Princess Augusta of Saxe-Gotha-Altenburg, wife of Frederick, Prince of Wales and mother of George III of the United Kingdom was born on 30 November 1719, the youngest surviving daughter of Frederick II, Duke of Saxe-Gotha-Altenburg and his wife, Magdalena Augusta. Princess Augusta came to Britain as a teenager who could speak no English on 27 April 1736, where she met her groom and was married immediately in the Chapel Royal of St James’s Palace.
Princess Augusta was even younger in experience and emotional development than she was in years. She was often seen playing with dolls during her first year of marriage, until she was told to stop by the royal family. Frederick took advantage of her naivety and passivity to dominate her and to install his mistress under her nose. Her childlike innocence and his mistress didn’t keep him out of Augusta’s bedchamber, however; she was pregnant before Christmas.
The Prince of Wales would grow to love his sweet-tempered, malleable wife, but he was also a selfish swine who used her as a way hurt his parents, regardless of the personal cost to Augusta. Most of these things were mortifying for Augusta, yet also petty as hell. For instance, Frederick would make his bride hold back before entering the German Lutheran Chapel for services just so she would have to push her way in front of Queen Caroline to get to her proper place, making sure everyone noticed that his wife inconveniencing his mother. Queen Caroline knew it was Frederick behind the behaviour and felt terribly sorry for Augusta, saying “Poor creature, were she to spit in my face, I should only pity her for being under such a fools direction, and wipe it off.”
The most egregious example of Frederick’s selfishness was during the birth of their first child, Princess Augusta, on 31 July 1737. In order to keep his parents from attending the birth (which he was legally obligated to do), he forced Princess Augusta “to travel from Hampton Court Palace while in labour … [to] St James palace [which] was not ready to receive them, no bed was prepared, no sheets could be found, and Augusta was forced to give birth on a tablecloth.”
Unsurprisingly, Frederick’s actions caused a massive breach in the family. This worked out better for his wife, though, because she and her husband were banished to was banished to Leicester House, where Frederick became a devoted family man to Augusta and their children. He took his family, which would expand to 8 children (and add another child shortly after his death), to live in the countryside at Cliveden, where Fredrick enjoyed a life of hunting and fishing and indulged his offspring.
When Frederick died unexpectedly on 2 March 1751, Princess Augusta was bereft. She continued to reside quietly in the country, and focused on the care and education of her family of nine children.
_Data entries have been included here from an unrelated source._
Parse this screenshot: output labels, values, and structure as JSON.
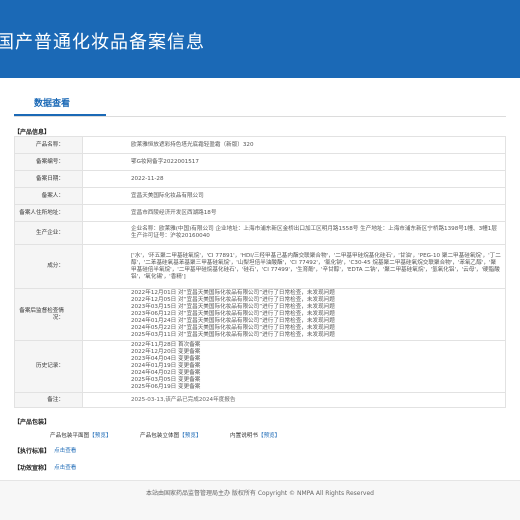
{
  "header": {
    "title": "国产普通化妆品备案信息"
  },
  "tab": {
    "label": "数据查看"
  },
  "section": {
    "product_info": "【产品信息】"
  },
  "rows": [
    {
      "label": "产品名称：",
      "value": "欧莱雅恒放遮彩持色塔光底霜轻盈霜（新版）320"
    },
    {
      "label": "备案编号：",
      "value": "鄂G妆网备字2022001517"
    },
    {
      "label": "备案日期：",
      "value": "2022-11-28"
    },
    {
      "label": "备案人：",
      "value": "宜昌天美国际化妆品有限公司"
    },
    {
      "label": "备案人住所地址：",
      "value": "宜昌市西陵经济开发区西湖路18号"
    },
    {
      "label": "生产企业：",
      "value": "企业名称：欧莱雅(中国)有限公司 企业地址：上海市浦东新区金桥出口加工区明月路1558号 生产地址：上海市浦东新区宁桥路1398号1幢、3幢1层 生产许可证号：沪妆20160040"
    },
    {
      "label": "成分：",
      "value": "['水'，'环五聚二甲基硅氧烷'，'CI 77891'，'HDI/三羟甲基己基内酯交联聚合物'，'二甲基甲硅烷基化硅石'，'甘油'，'PEG-10 聚二甲基硅氧烷'，'丁二醇'，'二苯基硅氧基苯基聚三甲基硅氧烷'，'山梨坦倍半油酸酯'，'CI 77492'，'氯化钠'，'C30-45 烷基聚二甲基硅氧烷交联聚合物'，'苯氧乙醇'，'聚甲基硅倍半氧烷'，'二甲基甲硅烷基化硅石'，'硅石'，'CI 77499'，'生育酚'，'辛甘醇'，'EDTA 二钠'，'聚二甲基硅氧烷'，'氢氧化铝'，'云母'，'硬脂酸铝'，'氧化锡'，'香精']"
    },
    {
      "label": "备案后监督检查情况：",
      "value": "2022年12月01日 对“宜昌天美国际化妆品有限公司”进行了日常检查，未发现问题\n2022年12月05日 对“宜昌天美国际化妆品有限公司”进行了日常检查，未发现问题\n2023年03月15日 对“宜昌天美国际化妆品有限公司”进行了日常检查，未发现问题\n2023年06月12日 对“宜昌天美国际化妆品有限公司”进行了日常检查，未发现问题\n2024年01月24日 对“宜昌天美国际化妆品有限公司”进行了日常检查，未发现问题\n2024年05月22日 对“宜昌天美国际化妆品有限公司”进行了日常检查，未发现问题\n2025年03月11日 对“宜昌天美国际化妆品有限公司”进行了日常检查，未发现问题"
    },
    {
      "label": "历史记录：",
      "value": "2022年11月28日 首次备案\n2022年12月20日 变更备案\n2023年04月04日 变更备案\n2024年01月19日 变更备案\n2024年04月02日 变更备案\n2025年03月05日 变更备案\n2025年06月19日 变更备案"
    },
    {
      "label": "备注：",
      "value": "2025-03-13,该产品已完成2024年度报告"
    }
  ],
  "pack": {
    "title": "【产品包装】",
    "items": [
      {
        "label": "产品包装平面图",
        "link": "【预览】"
      },
      {
        "label": "产品包装立体图",
        "link": "【预览】"
      },
      {
        "label": "内置说明书",
        "link": "【预览】"
      }
    ]
  },
  "exec": {
    "title": "【执行标准】",
    "link": "点击查看"
  },
  "efficacy": {
    "title": "【功效宣称】",
    "link": "点击查看"
  },
  "footer": {
    "text": "本站由国家药品监督管理局主办 版权所有 Copyright © NMPA All Rights Reserved"
  }
}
Nonetheless, keeping the children in seclusion opened her to severe criticism from the public. Her eldest son, George, was next in line to the throne, and as such had a duty to the public to appear and participate at court events.
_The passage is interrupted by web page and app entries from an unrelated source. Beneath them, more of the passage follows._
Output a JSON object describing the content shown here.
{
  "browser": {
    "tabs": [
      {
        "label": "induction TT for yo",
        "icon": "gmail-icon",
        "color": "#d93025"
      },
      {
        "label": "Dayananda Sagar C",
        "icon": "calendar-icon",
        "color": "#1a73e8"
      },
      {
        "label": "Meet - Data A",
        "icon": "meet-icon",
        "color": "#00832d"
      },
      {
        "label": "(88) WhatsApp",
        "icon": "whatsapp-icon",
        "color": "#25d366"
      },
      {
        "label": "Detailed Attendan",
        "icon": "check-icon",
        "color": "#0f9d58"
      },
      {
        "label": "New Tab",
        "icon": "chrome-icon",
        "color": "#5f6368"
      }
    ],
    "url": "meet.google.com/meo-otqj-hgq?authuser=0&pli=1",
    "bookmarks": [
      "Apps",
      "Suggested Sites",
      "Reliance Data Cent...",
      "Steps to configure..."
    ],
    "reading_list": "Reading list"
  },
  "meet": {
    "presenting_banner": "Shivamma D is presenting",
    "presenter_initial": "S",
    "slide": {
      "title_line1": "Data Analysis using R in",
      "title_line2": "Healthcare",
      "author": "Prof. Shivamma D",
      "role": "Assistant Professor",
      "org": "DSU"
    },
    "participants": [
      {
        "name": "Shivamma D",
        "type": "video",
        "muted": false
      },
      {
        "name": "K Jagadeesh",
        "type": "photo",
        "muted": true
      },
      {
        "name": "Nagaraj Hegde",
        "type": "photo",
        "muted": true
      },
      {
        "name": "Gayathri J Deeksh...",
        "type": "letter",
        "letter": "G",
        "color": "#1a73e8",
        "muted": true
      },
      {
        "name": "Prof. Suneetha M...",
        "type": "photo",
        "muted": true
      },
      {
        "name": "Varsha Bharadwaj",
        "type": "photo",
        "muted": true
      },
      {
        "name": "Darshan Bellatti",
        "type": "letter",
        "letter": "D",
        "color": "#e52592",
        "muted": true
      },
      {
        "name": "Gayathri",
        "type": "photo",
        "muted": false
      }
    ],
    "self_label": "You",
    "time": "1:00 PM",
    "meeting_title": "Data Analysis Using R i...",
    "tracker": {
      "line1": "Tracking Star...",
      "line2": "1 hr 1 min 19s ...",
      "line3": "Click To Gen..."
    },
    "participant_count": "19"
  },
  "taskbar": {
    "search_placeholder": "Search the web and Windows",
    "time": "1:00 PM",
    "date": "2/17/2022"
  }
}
The public was even more unhappy when they discovered the recently widowed Augusta’s deepening friendship with her son’s tutor, John Stuart, 3rd Earl of Bute. Augusta, having lived under Frederick’s thumb for so long, seemed to need to be held in affectionate bondage to feel happy. She foolishly insisted that “Bute was visiting her, and not her son, during his back door visits to tutor the prince”, leading to rumors (possibly true) that Bute was her lover. The press had a field day, and her popularity plunged.
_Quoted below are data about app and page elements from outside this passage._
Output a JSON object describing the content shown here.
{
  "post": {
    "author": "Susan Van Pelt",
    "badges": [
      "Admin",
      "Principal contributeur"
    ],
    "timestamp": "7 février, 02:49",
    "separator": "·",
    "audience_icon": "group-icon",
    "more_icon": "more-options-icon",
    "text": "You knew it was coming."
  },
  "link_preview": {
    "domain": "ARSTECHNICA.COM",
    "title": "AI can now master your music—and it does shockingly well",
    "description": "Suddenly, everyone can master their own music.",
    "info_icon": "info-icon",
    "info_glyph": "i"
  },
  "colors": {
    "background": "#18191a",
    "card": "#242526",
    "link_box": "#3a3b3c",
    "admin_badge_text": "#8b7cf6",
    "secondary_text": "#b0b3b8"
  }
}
Her popularity further declined after her son became King George III on 25 October 1760. She talked him into making Bute prime minister, which caused an uproar. The public and British politicians were furious that Augusta had wielded her influence to gain such a plumb position for her supposed lover.
Bute was hated with a rage there have been few examples in English history. He was the butt for everybody’s abuse; for Wilkes, for Churchill’s slashing satire, for the hooting of the mob who roasted his booth, his emblem, in a thousand bonfires; that hated him because he was a favourite and a Scotsman, calling him Mortimer, Lothario, and I known not what names, and accusing his royal mistress of all kinds of names – the grave, lean, demure, elderly woman, who, I dare say, was quite as good as her neighbours. Chatham lent the aide of his great malice to influence the popular sentiment against her. He assailed, in the House of Lords, ‘The secret influence, more mighty than the throne itself, which betrayed and dogged every administration’. The most furious pamphlets echoed the cry ‘Impeach the King’s mother’, was scribbled over every wall at the Court end of the town.”
The anger was so intense that Bute had no choice but to resign from his post, and Princess Augusta would never regain her former favoritism with the British public.
Augusta was also surprisingly cruel to her daughter-in-law, Charlotte of Mecklenburg-Strelitz, possibly because she was worried a new wife would displace her in her son’s affections. She even went so far as to install personal spies in the young queen’s court staff. Augusta was also purportedly bitter that her younger sons married without her consent, and took her vexation out on their wives.
For her interference in politics, her relationship with Lord Bute, and her standoffish behavior with the British public, the dowager princess was generally loathed by the time she died of throat cancer on 8 February 1772. Her popularity was at such a nadir that “her funeral procession attracted troublemakers who followed the coffin to the grave shouting insults.”